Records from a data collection

*** Begin section ***

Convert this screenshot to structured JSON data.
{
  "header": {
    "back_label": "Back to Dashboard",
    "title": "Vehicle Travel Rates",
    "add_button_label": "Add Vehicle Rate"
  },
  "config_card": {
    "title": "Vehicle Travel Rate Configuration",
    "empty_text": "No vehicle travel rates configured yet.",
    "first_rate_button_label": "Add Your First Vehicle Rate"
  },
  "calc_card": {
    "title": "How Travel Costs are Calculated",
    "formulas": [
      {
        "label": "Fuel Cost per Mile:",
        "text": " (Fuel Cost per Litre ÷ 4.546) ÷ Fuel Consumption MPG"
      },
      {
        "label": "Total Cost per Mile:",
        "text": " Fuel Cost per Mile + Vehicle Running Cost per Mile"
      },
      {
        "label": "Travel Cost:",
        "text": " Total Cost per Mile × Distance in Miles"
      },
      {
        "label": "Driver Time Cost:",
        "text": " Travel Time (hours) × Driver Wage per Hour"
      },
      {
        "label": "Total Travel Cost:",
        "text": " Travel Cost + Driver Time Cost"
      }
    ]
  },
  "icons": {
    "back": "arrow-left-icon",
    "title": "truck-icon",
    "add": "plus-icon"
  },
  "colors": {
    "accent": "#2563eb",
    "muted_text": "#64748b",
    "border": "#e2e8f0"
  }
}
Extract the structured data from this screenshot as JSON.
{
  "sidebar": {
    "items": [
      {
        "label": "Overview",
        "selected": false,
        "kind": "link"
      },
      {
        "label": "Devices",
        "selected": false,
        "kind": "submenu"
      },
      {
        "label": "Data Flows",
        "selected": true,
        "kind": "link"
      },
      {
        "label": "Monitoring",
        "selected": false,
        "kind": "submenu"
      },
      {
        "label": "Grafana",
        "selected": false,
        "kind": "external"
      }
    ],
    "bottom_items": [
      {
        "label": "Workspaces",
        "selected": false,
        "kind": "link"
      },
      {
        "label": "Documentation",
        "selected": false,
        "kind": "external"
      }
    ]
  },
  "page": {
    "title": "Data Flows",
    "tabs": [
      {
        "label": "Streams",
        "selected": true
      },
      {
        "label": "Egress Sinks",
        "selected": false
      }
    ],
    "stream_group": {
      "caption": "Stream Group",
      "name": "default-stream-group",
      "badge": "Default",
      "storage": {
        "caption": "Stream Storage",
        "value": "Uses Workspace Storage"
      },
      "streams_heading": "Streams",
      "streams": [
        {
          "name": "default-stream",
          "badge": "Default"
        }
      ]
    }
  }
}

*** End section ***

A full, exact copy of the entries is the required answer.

Convert this screenshot to structured JSON data.
{
  "header": {
    "back_label": "Back to Dashboard",
    "title": "Vehicle Travel Rates",
    "add_button_label": "Add Vehicle Rate"
  },
  "config_card": {
    "title": "Vehicle Travel Rate Configuration",
    "empty_text": "No vehicle travel rates configured yet.",
    "first_rate_button_label": "Add Your First Vehicle Rate"
  },
  "calc_card": {
    "title": "How Travel Costs are Calculated",
    "formulas": [
      {
        "label": "Fuel Cost per Mile:",
        "text": " (Fuel Cost per Litre ÷ 4.546) ÷ Fuel Consumption MPG"
      },
      {
        "label": "Total Cost per Mile:",
        "text": " Fuel Cost per Mile + Vehicle Running Cost per Mile"
      },
      {
        "label": "Travel Cost:",
        "text": " Total Cost per Mile × Distance in Miles"
      },
      {
        "label": "Driver Time Cost:",
        "text": " Travel Time (hours) × Driver Wage per Hour"
      },
      {
        "label": "Total Travel Cost:",
        "text": " Travel Cost + Driver Time Cost"
      }
    ]
  },
  "icons": {
    "back": "arrow-left-icon",
    "title": "truck-icon",
    "add": "plus-icon"
  },
  "colors": {
    "accent": "#2563eb",
    "muted_text": "#64748b",
    "border": "#e2e8f0"
  }
}
Extract the structured data from this screenshot as JSON.
{
  "sidebar": {
    "items": [
      {
        "label": "Overview",
        "selected": false,
        "kind": "link"
      },
      {
        "label": "Devices",
        "selected": false,
        "kind": "submenu"
      },
      {
        "label": "Data Flows",
        "selected": true,
        "kind": "link"
      },
      {
        "label": "Monitoring",
        "selected": false,
        "kind": "submenu"
      },
      {
        "label": "Grafana",
        "selected": false,
        "kind": "external"
      }
    ],
    "bottom_items": [
      {
        "label": "Workspaces",
        "selected": false,
        "kind": "link"
      },
      {
        "label": "Documentation",
        "selected": false,
        "kind": "external"
      }
    ]
  },
  "page": {
    "title": "Data Flows",
    "tabs": [
      {
        "label": "Streams",
        "selected": true
      },
      {
        "label": "Egress Sinks",
        "selected": false
      }
    ],
    "stream_group": {
      "caption": "Stream Group",
      "name": "default-stream-group",
      "badge": "Default",
      "storage": {
        "caption": "Stream Storage",
        "value": "Uses Workspace Storage"
      },
      "streams_heading": "Streams",
      "streams": [
        {
          "name": "default-stream",
          "badge": "Default"
        }
      ]
    }
  }
}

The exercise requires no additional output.